Netflix officially launched its streaming service in Brazil on Monday, and the company will roll out in 42 additional countries and territories throughout Latin America and the Caribbean within the next few days, according to a blog post. It’s an ambitious move for Netflix, but it could be even more of a game changer for Hollywood: Piracy has been rampant in much of Latin America, and years of wrangling over international copyright treaties has done little to make the region more profitable for the studios. Will Netflix be able to change that?
Netflix CEO Reed Hastings has long said that his company isn’t primarily competing with cable TV or other paid services but with piracy instead.
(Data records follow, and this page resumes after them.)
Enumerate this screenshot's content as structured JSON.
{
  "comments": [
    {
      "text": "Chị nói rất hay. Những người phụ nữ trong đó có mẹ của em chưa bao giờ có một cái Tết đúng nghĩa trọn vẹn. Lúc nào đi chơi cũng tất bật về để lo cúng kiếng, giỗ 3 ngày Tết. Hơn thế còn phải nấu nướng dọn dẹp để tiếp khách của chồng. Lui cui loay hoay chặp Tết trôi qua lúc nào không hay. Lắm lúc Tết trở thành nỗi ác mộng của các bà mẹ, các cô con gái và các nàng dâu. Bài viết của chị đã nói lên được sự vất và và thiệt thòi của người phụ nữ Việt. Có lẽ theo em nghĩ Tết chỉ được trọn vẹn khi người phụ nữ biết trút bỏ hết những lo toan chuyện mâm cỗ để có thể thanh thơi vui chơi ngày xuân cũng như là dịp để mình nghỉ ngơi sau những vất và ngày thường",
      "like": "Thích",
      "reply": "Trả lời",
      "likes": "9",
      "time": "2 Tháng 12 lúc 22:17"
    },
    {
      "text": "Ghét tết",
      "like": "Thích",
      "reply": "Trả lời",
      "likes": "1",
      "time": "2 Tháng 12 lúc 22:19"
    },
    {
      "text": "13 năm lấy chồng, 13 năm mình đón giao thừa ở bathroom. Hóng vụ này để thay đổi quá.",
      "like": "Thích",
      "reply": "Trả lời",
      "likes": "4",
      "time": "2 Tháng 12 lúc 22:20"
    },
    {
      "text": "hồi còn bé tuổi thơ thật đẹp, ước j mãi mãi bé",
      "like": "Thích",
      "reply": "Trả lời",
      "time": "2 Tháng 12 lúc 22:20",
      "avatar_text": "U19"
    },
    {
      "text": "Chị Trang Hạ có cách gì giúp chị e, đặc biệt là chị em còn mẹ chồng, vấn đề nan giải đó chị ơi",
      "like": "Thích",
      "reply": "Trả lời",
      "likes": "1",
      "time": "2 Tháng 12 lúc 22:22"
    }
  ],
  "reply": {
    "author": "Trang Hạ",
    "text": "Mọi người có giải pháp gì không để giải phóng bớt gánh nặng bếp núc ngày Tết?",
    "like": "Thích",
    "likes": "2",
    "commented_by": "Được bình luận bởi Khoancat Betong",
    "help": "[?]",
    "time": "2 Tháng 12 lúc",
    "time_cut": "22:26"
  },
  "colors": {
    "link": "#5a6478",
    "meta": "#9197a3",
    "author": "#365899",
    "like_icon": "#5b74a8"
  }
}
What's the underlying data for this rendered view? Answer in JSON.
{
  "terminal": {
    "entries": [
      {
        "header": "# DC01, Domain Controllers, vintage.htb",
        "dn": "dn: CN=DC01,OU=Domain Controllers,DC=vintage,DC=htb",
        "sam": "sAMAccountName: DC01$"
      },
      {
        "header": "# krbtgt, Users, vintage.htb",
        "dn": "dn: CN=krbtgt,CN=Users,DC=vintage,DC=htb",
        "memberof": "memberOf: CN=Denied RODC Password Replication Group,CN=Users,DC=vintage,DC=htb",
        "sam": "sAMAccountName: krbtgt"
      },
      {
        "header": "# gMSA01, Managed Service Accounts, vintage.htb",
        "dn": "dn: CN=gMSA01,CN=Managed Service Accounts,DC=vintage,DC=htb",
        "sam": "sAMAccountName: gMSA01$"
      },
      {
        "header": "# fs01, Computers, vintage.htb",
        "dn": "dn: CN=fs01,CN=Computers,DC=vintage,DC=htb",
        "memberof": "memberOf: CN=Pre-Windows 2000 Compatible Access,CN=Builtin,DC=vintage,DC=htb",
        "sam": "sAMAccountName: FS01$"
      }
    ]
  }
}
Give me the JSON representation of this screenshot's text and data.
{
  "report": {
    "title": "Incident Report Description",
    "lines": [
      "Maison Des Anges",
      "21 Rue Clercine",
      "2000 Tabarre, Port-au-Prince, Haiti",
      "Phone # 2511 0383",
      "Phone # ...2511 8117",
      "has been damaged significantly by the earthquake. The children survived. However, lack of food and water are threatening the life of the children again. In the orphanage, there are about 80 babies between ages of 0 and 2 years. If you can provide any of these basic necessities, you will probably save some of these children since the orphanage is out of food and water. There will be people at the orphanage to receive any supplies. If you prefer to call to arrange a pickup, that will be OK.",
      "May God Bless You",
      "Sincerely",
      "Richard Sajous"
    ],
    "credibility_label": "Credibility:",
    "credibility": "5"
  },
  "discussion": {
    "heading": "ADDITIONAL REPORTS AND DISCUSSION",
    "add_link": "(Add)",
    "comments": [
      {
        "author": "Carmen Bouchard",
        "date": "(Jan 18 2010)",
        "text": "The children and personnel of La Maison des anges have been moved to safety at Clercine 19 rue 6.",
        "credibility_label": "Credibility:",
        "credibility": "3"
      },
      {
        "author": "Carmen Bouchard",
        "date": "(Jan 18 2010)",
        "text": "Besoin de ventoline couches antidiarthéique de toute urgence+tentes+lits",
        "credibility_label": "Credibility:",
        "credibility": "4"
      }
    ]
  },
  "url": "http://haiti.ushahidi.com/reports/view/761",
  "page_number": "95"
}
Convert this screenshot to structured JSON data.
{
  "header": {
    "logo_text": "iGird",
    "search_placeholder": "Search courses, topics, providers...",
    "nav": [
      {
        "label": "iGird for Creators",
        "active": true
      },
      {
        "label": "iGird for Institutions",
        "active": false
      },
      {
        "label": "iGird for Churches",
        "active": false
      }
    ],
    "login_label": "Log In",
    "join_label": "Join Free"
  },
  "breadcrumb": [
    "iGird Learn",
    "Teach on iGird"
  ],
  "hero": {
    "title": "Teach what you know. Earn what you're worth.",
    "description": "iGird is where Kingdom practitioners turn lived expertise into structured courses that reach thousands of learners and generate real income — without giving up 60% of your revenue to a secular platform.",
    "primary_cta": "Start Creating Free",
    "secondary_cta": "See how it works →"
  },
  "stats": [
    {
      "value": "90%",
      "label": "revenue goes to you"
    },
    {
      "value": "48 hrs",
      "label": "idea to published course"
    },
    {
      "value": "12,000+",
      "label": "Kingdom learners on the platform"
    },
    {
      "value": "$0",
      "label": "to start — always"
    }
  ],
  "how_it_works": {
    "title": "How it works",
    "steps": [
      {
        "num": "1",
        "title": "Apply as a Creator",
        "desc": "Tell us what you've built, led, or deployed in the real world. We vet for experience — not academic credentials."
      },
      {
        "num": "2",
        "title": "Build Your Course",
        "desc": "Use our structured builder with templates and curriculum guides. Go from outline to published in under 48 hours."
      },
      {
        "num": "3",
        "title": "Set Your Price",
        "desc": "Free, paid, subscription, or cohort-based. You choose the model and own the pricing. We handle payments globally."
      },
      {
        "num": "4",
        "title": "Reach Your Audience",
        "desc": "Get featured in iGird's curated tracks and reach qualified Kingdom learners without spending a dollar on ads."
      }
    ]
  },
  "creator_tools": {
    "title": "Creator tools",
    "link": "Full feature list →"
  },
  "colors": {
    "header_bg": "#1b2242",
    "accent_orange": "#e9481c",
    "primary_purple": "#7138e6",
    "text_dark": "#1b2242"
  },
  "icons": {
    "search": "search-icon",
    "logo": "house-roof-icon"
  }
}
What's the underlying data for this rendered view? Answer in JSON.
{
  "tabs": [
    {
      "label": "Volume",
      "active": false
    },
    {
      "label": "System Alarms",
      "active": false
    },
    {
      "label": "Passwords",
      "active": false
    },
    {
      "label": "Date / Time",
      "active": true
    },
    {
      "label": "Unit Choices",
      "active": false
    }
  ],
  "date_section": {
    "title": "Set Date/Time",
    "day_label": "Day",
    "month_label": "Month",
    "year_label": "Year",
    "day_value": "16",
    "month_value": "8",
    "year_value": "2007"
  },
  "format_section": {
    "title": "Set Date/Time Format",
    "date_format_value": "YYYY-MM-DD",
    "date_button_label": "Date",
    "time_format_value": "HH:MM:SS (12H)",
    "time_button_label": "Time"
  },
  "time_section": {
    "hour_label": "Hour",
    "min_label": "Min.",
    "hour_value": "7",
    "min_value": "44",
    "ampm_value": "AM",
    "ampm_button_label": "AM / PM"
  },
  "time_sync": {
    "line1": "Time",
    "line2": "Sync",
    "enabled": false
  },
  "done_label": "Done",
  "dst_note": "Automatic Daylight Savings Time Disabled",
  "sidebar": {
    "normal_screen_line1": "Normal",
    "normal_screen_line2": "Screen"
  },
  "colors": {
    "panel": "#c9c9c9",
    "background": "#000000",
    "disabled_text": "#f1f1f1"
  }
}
In Latin America, Netflix faces a major challenge: The region is a piracy hotbed, according to the U.S. Trade Representative (USTR), which has been keeping Argentina, Chile and Venezuela on its priority watch list of piracy worst offenders.
Ten other countries from the region that Netflix is now targeting are on the USTR’s regular watch list, and the agency complains in its most recent 301 Special Report that countries like Guatemala spend too little money enforcing intellectual property laws, that pirated products are widely available in retail stores in Ecuador, and that online piracy is on the rise in Brazil.
Latin piracy by the numbers
The USTR’s report is a little shy on actual details about piracy in the countries it singles out, but a study released earlier this year by the Social Science Research Council helps to provide a little more context into what Netflix is going up against. The study titled Media Piracy in Emerging Economies highlighted Mexico and Brazil and said:
- 48 percent of Brazilians purchased pirated or counterfeited goods in 2010, according to IPSOS numbers.
- Mexico is estimated to have up to 70,000 vendors for pirated DVDs and audio CDs.
- In a Mexican survey, 71 percent of respondents said they had bought pirated DVDs and CDs.
- Only 2 percent of respondents agreed with the assessment that buying these discs supported “a business based on stealing others’ idea or art.”
- 71 percent said that price was the biggest factor for piracy.
- 61 percent said that they have had problems with the quality of pirated audio or video products.
It’s all about pricing
The study also highlights pricing discrepancies to show that anything but piracy is oftentimes unaffordable for people in countries like Mexico and Brazil. Consider this: A legitimate copy of The Dark Night on DVD costs $15 in Brazil. Factor in how much money people make and how much they have to spend, and it’s as if the same disc was sold to U.S. consumers for $85.50. Pirated copies, on the other hand, only cost $3.50, which is about the same as $20 when adjusted for comparative purchasing power. (See the chart on the right for all the details.)
How will these pricing issues play out for Netflix? First of all, the company isn’t giving its new markets any break: Netflix is charging consumers in Central America and the Caribbean $7.99, and subscribers in Brazil even have to pay the equivalent of $9 per month. Adjusted for comparative purchasing power, a subscriber in Brazil is asked to fork over the equivalent of $60 every month.
However, the company’s service is self-selective, catering only to people who have access to and can afford broadband Internet. And for this middle class, the pricing doesn’t seem completely out of reach. Consider this: Subscribing to Netflix’s streaming-only plan costs U.S. consumers just a tad more than a bootleg DVD on the streets of Los Angeles or New York. People in Brazil are asked to pay a little less than they’d pay for three bootleg DVDs and still less than one single legitimate DVD would cost them.
This means that pricing-wise, Netflix may just be the first legitimate offering capable of competing with the street vendors in Brazil and beyond. Sure, it won’t be able to attract consumers who can barely afford pirate copies, but its flat-fee model may be a great alternative for middle-class consumers who have been struggling with quality issues of bootleg DVDs.
In the end, it may all come down to licensing. Netflix hasn’t officially said which titles will be made available in Latin America, but a walk-through of the service that made its way to YouTube (hat tip to Richard Greenfield, registration required) shows major studio content from Disney, Paramount and Fox, as well as TV shows like Mad Men and Grey’s Anatomy. Making these titles available with localized subtitles and a flat-fee pricing scheme could go a long way toward beating pirates on their own turf.